Your reply should be made up of every line in the records below that holds the string "heading".

Extracted records
*-*-*

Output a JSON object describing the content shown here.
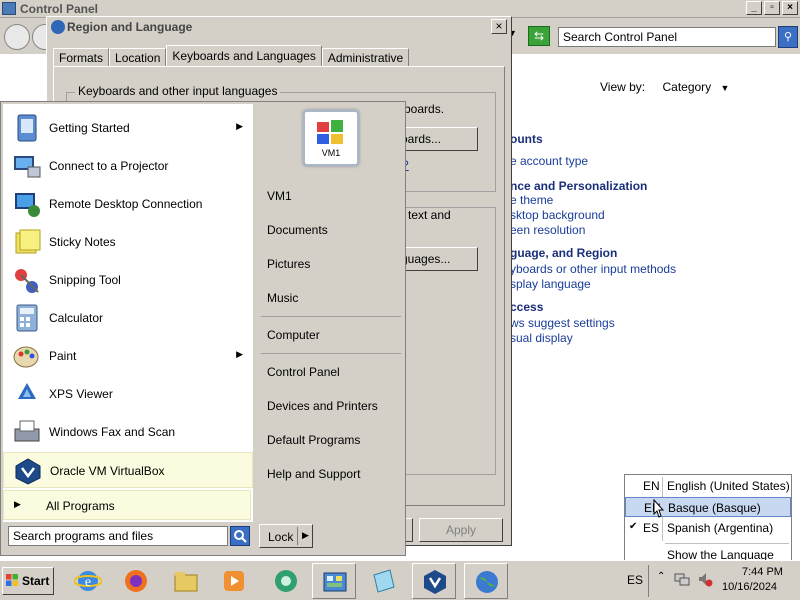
{
  "control_panel": {
    "title": "Control Panel",
    "caption_buttons": [
      "_",
      "▫",
      "×"
    ],
    "search_placeholder": "Search Control Panel",
    "view_by_label": "View by:",
    "view_by_value": "Category",
    "sections": [
      {
        "heading": "ounts",
        "links": [
          "e account type"
        ]
      },
      {
        "heading": "nce and Personalization",
        "links": [
          "e theme",
          "sktop background",
          "een resolution"
        ]
      },
      {
        "heading": "guage, and Region",
        "links": [
          "yboards or other input methods",
          "splay language"
        ]
      },
      {
        "heading": "ccess",
        "links": [
          "ws suggest settings",
          "sual display"
        ]
      }
    ]
  },
  "dialog": {
    "title": "Region and Language",
    "close_label": "×",
    "tabs": [
      "Formats",
      "Location",
      "Keyboards and Languages",
      "Administrative"
    ],
    "active_tab": "Keyboards and Languages",
    "group1_legend": "Keyboards and other input languages",
    "group1_text_fragment": "boards.",
    "change_keyboards_fragment": "oards...",
    "help_link_fragment": "?",
    "group2_text_fragment": "text and",
    "install_languages_fragment": "guages...",
    "apply_label": "Apply"
  },
  "start_menu": {
    "programs": [
      {
        "label": "Getting Started",
        "icon": "getting-started-icon",
        "submenu": true
      },
      {
        "label": "Connect to a Projector",
        "icon": "projector-icon",
        "submenu": false
      },
      {
        "label": "Remote Desktop Connection",
        "icon": "remote-desktop-icon",
        "submenu": false
      },
      {
        "label": "Sticky Notes",
        "icon": "sticky-notes-icon",
        "submenu": false
      },
      {
        "label": "Snipping Tool",
        "icon": "scissors-icon",
        "submenu": false
      },
      {
        "label": "Calculator",
        "icon": "calculator-icon",
        "submenu": false
      },
      {
        "label": "Paint",
        "icon": "paint-icon",
        "submenu": true
      },
      {
        "label": "XPS Viewer",
        "icon": "xps-viewer-icon",
        "submenu": false
      },
      {
        "label": "Windows Fax and Scan",
        "icon": "fax-icon",
        "submenu": false
      },
      {
        "label": "Oracle VM VirtualBox",
        "icon": "virtualbox-icon",
        "submenu": false
      }
    ],
    "all_programs_label": "All Programs",
    "search_placeholder": "Search programs and files",
    "user_name": "VM1",
    "right_items": [
      "Documents",
      "Pictures",
      "Music",
      "Computer",
      "Control Panel",
      "Devices and Printers",
      "Default Programs",
      "Help and Support"
    ],
    "lock_label": "Lock"
  },
  "language_popup": {
    "languages": [
      {
        "code": "EN",
        "name": "English (United States)",
        "checked": false
      },
      {
        "code": "EN",
        "name": "Basque (Basque)",
        "checked": false
      },
      {
        "code": "ES",
        "name": "Spanish (Argentina)",
        "checked": true
      }
    ],
    "show_bar_label": "Show the Language bar"
  },
  "taskbar": {
    "start_label": "Start",
    "pinned": [
      "internet-explorer-icon",
      "firefox-icon",
      "file-explorer-icon",
      "media-player-icon",
      "network-icon",
      "control-panel-icon",
      "notepad-icon",
      "virtualbox-icon",
      "globe-icon"
    ],
    "tray_language": "ES",
    "time": "7:44 PM",
    "date": "10/16/2024"
  }
}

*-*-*

Your solution:
        "heading": "ounts",
        "heading": "nce and Personalization",
        "heading": "guage, and Region",
        "heading": "ccess",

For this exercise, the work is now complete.